INSTRUCTIONS TO FOLLOW:
Find every line below that contains the word "shield" and copy it out.

========================

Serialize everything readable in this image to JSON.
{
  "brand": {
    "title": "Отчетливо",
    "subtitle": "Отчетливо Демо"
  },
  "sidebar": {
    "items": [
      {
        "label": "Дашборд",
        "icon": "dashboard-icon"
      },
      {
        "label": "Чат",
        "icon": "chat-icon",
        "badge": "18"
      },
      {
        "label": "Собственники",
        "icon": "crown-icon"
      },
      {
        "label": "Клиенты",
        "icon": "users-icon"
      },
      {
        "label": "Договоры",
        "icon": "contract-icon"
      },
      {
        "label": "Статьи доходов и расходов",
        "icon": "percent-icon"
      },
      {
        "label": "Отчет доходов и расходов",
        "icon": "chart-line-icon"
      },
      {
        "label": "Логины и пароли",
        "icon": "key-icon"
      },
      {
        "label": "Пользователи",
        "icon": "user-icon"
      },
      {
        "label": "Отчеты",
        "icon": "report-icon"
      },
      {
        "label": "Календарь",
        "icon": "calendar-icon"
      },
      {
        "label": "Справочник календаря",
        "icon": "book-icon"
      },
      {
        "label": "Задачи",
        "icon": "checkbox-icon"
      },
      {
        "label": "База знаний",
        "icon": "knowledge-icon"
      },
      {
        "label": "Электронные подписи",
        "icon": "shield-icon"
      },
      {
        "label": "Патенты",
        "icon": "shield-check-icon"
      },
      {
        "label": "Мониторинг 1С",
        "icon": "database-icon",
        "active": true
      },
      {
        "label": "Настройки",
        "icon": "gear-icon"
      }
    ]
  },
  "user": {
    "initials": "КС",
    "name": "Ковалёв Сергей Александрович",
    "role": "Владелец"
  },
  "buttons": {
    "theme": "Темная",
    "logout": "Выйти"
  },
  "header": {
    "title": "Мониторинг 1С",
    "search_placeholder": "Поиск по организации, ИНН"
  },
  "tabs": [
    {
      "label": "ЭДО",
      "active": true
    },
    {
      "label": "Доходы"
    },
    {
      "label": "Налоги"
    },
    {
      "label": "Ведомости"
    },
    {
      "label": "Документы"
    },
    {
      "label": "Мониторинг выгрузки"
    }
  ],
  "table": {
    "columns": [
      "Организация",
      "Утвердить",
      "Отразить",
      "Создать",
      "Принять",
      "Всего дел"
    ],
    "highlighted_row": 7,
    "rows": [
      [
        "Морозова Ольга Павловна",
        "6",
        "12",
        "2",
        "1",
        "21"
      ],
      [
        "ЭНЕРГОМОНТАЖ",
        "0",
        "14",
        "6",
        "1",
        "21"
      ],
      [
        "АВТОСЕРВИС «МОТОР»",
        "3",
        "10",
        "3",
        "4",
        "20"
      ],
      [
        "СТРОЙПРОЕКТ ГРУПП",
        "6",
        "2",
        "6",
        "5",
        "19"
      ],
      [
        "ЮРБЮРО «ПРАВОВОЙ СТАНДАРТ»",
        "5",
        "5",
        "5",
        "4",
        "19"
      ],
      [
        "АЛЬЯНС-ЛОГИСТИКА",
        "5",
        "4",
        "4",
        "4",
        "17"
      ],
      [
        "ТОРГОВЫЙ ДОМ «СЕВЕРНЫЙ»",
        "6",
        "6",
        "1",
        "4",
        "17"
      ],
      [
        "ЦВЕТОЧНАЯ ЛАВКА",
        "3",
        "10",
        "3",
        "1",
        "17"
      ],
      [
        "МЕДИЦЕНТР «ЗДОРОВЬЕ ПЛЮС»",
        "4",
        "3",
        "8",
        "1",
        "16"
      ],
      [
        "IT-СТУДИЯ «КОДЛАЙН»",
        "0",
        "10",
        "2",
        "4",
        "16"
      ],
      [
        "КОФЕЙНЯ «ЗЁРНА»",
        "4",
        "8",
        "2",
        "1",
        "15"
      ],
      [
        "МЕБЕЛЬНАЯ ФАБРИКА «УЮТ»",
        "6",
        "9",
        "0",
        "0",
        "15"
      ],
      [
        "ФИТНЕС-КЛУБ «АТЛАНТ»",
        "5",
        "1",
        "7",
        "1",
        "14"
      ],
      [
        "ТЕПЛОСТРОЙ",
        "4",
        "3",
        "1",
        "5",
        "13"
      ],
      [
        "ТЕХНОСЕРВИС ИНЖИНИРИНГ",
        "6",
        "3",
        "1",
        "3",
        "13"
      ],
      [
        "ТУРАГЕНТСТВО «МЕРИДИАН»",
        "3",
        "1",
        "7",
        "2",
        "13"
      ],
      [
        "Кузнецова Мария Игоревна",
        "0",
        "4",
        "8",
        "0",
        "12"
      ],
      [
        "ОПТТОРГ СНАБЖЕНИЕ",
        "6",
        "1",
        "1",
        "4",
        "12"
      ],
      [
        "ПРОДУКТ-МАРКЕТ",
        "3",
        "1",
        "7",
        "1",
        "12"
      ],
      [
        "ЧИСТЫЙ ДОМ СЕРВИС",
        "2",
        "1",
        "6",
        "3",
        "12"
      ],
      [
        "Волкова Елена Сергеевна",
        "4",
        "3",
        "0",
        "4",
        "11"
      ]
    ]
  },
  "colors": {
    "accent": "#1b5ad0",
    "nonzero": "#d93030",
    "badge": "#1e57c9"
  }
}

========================

EXERCISE RESPONSE:
        "icon": "shield-icon"
        "icon": "shield-check-icon"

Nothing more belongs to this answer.